After months of debate on tax reform, today the House by a vote of 224-201, passed the “Tax Cuts and Jobs Act” (H.R. 1) to overhaul the tax code. The House had originally passed the legislation yesterday by a margin of 227-203 and the Senate passed the legislation early this morning by a margin of 51-48; however, due to the need for 3 small technical corrections to stay in line with Senate rules, it required a second House vote today. The bill now heads to the White House where President Trump says that he will sign it into law. We anticipate that the bill will be signed before Christmas. With the legislation going into effect in January, many will start to see the impact of the legislation as early as February 2018.

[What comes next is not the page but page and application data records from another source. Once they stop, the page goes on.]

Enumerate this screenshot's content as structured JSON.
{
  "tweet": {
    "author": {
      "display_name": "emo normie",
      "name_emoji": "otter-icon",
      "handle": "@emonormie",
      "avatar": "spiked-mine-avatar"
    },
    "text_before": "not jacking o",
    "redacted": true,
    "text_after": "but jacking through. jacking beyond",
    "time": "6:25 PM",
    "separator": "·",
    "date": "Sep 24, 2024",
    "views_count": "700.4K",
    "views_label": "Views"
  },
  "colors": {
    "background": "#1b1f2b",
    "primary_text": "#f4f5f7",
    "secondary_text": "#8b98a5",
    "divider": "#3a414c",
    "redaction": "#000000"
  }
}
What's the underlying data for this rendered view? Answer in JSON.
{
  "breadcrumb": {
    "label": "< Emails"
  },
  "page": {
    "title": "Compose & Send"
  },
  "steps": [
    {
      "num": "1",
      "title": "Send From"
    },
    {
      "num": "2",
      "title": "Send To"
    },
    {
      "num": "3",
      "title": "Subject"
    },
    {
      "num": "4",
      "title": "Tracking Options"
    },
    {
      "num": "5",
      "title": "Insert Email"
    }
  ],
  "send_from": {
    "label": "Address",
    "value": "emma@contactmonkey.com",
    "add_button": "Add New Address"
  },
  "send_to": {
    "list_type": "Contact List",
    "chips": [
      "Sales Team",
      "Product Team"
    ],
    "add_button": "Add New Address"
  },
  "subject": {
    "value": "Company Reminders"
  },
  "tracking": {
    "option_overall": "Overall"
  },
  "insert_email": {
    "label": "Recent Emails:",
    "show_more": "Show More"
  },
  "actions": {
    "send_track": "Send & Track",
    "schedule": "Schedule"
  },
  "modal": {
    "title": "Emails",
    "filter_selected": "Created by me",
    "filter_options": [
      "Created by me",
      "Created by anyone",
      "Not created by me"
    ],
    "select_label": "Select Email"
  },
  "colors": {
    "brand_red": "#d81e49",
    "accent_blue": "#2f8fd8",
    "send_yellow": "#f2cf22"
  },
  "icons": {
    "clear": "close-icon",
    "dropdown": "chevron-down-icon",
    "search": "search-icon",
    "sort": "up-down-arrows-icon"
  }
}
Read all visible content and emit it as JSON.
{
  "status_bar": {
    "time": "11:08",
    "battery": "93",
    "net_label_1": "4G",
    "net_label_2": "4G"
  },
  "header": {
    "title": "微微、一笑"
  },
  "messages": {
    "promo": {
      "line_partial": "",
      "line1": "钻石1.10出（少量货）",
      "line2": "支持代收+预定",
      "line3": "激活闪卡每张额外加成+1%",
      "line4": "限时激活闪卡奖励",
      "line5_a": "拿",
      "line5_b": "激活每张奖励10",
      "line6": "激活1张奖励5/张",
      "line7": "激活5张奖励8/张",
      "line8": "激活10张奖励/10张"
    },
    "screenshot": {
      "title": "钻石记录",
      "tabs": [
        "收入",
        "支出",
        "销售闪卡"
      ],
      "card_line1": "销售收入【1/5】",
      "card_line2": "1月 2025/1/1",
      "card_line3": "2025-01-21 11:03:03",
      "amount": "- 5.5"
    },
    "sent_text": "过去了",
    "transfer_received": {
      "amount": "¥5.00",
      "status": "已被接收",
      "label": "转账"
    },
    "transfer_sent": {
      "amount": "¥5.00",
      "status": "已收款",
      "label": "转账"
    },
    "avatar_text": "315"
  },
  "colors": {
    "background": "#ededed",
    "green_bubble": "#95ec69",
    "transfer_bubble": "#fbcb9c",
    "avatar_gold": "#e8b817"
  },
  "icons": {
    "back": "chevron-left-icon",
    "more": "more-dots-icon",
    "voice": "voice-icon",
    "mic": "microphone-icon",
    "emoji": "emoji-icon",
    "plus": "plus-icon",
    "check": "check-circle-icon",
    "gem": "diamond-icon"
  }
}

A few of the notable items of interest to employers regarding tax advantaged benefits are as follows:
Dependent Care Flexible Spending Accounts
- Proposed changes to Dependent care assistance flexible spending arrangements were not adopted as part of the final legislation and remain as they are in current law.
- Proposed changes to Adoption Assistance were not adopted as part of the final legislation and remain as they are in current law.
Education Assistance Programs
- Proposed changes to Education Assistance Programs were not adopted as part of the final legislation and remain as they are in current law.
- Qualified transportation fringe benefits, such as parking and transit passes, can continue to be offered on a pre-tax basis for employees.
- Employers can no longer deduct expenses for qualified transportation fringe benefits effective for tax years beginning after December 31, 2017.
- Qualified bicycle commuting expenses will no longer be tax exempt to employees effective for tax years beginning after December 31, 2017.
Individual Mandate under the ACA
Also of note, the tax reform legislation eliminates the Affordable Care Act (ACA) mandate for individuals purchasing health insurance for months beginning after December 31, 2018.
Other provisions of the ACA, including the excise tax on high cost health insurance (a/k/a the “Cadillac Tax”), tax treatment of employee contributions to 401(k), 403(b) and 457 plans, or the employer exclusion on employer-provided health care benefits were not addressed in the tax reform legislation. It remains to be seen whether the current Congress will pass any further changes to the ACA prior to the 2018 election cycle.
We will continue to update you with any other year end legislation that may affect employer-sponsored benefits or health care reform efforts.